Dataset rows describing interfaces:
####
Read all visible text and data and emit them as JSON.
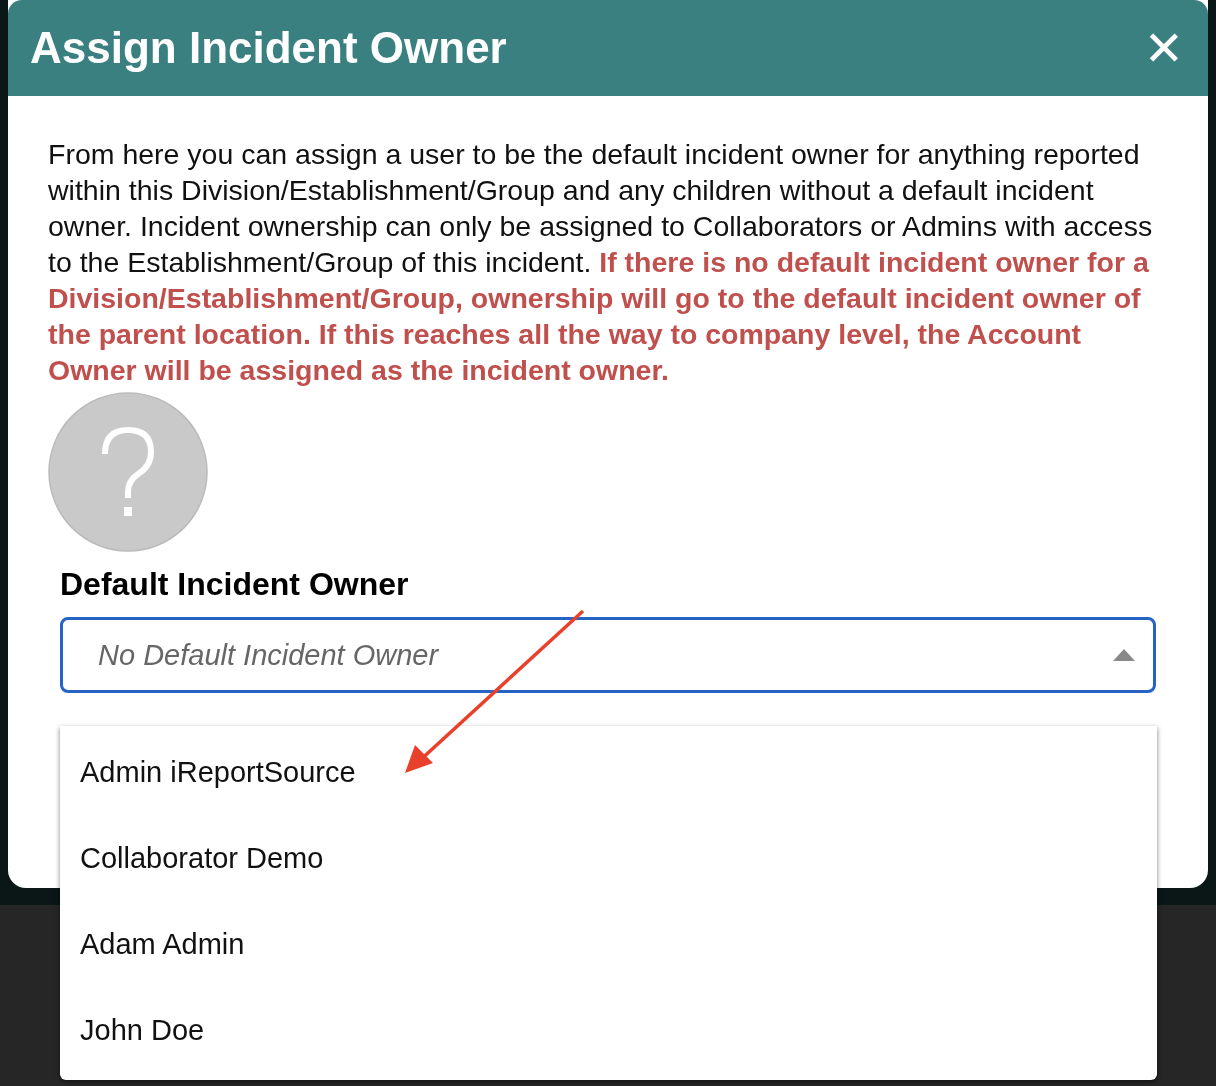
{
  "dialog": {
    "title": "Assign Incident Owner",
    "close": "✕"
  },
  "description": "From here you can assign a user to be the default incident owner for anything reported within this Division/Establishment/Group and any children without a default incident owner. Incident ownership can only be assigned to Collaborators or Admins with access to the Establishment/Group of this incident. **If there is no default incident owner for a Division/Establishment/Group, ownership will go to the default incident owner of the parent location. If this reaches all the way to company level, the Account Owner will be assigned as the incident owner.**",
  "owner_field": {
    "label": "Default Incident Owner",
    "placeholder": "No Default Incident Owner",
    "expanded": true,
    "options": [
      {
        "label": "Admin iReportSource",
        "selected": false
      },
      {
        "label": "Collaborator Demo",
        "selected": false
      },
      {
        "label": "Adam Admin",
        "selected": false
      },
      {
        "label": "John Doe",
        "selected": false
      }
    ]
  }
}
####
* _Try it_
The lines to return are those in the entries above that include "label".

* _Solution_
    "label": "Default Incident Owner",
        "label": "Admin iReportSource",
        "label": "Collaborator Demo",
        "label": "Adam Admin",
        "label": "John Doe",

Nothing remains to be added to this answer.